However, despite Sutherland’s inexplicable resort to Islamophobiawatch as a source, it was pleasing to see Daniel Dennett reply to Bunting and Brown. I replied to them myself here and here but I was just filling in the time until Dennett got around to it.
I find it amusing that two Brits – Madeleine Bunting and Michael Ruse – have fallen for a version of one of the most famous scams in American folklore. When Brer Rabbit gets caught by the fox, he pleads with him: “Oh, please, please, Brer Fox, whatever you do, don’t throw me in that awful briar patch!” – where he ends up safe and sound after the fox does just that. When the American propagandist William Dembski writes tauntingly to Richard Dawkins, telling him to keep up the good work on behalf of intelligent design, Bunting and Ruse fall for it!
Yes, well, Bunting isn’t famous for staying upright for these things – but what caused Ruse’s pratfall, is an interesting and puzzling question.
A few evolutionists, such as Ruse and Eugenie Scott, the director of the national centre for science education, favour the tactic of insisting that evolutionary biology doesn’t deny the existence of a divine creator…Many others, such as Dawkins and myself, fear that the evasiveness of this gambit fuels suspicion and so contributes to ongoing confusion in the US.
And anyway this whole notion that tactics and gambits and evasion are a good idea (or, in Ruse’s apparent view, more like mandatory) depends on the idea that whatever the tactic is supposed to further is more important than whatever the tactic puts second or last. But maybe it isn’t. Teaching science instead of religion in science class is very important, but it’s not automatically or self-evidently more important than, say, telling the truth, or resisting the general idea that atheism is shameful and something to be hidden or apologized for.
Bunting says: “All protagonists in a debate have a moral responsibility to ensure that the hot air they are expending generates light, not just heat.” I agree, but Bunting goes on: “It’s a point that escapes Dawkins” – and I wonder how she cannot see that it is not Dawkins but Ruse, whom she justly describes as reckless, whose hot air ought to be allowed to vent harmlessly in the shadows, not featured in a major newspaper.
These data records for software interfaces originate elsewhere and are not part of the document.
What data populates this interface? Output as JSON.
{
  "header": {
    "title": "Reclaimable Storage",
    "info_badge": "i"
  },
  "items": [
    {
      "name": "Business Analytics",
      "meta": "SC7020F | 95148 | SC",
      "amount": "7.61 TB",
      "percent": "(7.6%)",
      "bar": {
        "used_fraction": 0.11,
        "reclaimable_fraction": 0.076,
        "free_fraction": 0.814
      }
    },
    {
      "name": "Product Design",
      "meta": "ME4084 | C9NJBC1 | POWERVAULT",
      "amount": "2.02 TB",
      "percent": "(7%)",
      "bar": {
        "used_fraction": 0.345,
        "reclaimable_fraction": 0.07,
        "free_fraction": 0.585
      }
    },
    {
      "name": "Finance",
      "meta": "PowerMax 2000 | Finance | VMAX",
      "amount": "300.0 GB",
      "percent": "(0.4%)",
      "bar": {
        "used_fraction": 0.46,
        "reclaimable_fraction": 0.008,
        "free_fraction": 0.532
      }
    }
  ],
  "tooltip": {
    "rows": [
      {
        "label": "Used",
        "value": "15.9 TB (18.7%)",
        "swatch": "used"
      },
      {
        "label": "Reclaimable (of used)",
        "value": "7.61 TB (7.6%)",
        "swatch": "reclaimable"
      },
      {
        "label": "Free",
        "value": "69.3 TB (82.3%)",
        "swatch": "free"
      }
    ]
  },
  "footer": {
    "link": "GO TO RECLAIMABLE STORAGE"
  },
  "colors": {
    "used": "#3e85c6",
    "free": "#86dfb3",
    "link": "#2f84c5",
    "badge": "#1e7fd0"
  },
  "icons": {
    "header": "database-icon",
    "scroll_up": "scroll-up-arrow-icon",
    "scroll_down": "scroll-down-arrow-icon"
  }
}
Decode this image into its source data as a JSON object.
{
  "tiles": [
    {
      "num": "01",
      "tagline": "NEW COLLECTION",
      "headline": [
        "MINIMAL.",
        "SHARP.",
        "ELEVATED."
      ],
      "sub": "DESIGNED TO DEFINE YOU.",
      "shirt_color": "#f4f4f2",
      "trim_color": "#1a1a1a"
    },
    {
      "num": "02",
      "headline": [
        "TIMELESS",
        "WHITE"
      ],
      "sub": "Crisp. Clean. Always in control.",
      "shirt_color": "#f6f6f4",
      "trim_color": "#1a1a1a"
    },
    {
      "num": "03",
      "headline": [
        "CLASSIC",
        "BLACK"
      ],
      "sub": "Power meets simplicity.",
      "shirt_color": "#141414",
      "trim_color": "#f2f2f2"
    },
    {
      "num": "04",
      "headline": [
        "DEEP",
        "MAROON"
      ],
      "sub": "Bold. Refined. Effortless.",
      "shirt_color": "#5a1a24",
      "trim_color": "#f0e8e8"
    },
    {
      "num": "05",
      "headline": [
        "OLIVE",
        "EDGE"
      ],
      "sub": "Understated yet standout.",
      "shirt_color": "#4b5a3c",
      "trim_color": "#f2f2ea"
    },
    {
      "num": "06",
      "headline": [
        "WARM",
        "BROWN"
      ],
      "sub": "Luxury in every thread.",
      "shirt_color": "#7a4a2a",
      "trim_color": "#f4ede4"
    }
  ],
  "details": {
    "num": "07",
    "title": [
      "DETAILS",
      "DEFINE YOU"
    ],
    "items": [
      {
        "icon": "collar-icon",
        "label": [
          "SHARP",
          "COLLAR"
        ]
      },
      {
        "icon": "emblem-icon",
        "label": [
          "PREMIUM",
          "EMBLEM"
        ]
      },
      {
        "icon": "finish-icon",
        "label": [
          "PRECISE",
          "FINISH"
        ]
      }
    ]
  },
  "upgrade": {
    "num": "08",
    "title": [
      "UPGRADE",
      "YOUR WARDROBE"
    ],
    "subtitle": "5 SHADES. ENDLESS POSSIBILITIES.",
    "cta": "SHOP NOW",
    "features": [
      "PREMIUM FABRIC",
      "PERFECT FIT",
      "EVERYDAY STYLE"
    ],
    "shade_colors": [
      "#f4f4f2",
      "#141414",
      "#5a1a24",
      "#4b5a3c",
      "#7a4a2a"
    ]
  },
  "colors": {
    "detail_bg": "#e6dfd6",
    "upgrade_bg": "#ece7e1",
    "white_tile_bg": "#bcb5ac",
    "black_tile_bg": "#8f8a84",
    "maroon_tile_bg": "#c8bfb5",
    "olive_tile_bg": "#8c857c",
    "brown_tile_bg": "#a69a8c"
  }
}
I tried to do just that with my private reply, “I doubt you mean all the things you say”, to Ruse’s email. Bunting calls this “an opaque one line”. Could she not see that I was trying to bring Michael to his senses in private, before he made an ass of himself in public?
No, clearly she couldn’t – because she was too busy making common cause with the brave atheist-challenger. She couldn’t be bothered to read carefully – hence the failure to remain upright. Splat. And note what Dennet said there, twice – ‘private’. You may remember (probably not, but you may) that I have always said ‘as far as I know’ he didn’t give Ruse permission to send their correspondence to Dembski – but that ‘in private’ seems like a pretty clear sign that he didn’t give permission and wouldn’t have if he’d been asked. Not that I had any doubt on the subject, but I didn’t want to claim to know when I didn’t.
It didn’t work, but I’m glad I tried. I wish she, and Andrew Brown (When evolutionists attack, March 6), had followed my example, but I suppose that once Ruse went public, the spectacle of him calling Dawkins and me names was irresistible. It is not just the protagonists who have a moral responsibility; those who report on them have a moral responsibility to direct the public’s attention to real issues, and to avoid being complicit in publicity stunts by the likes of Dembski. If Bunting and Brown get emails from Dembski saying “Keep up the good work!”, they should search their souls.
A hit, a very palpable hit.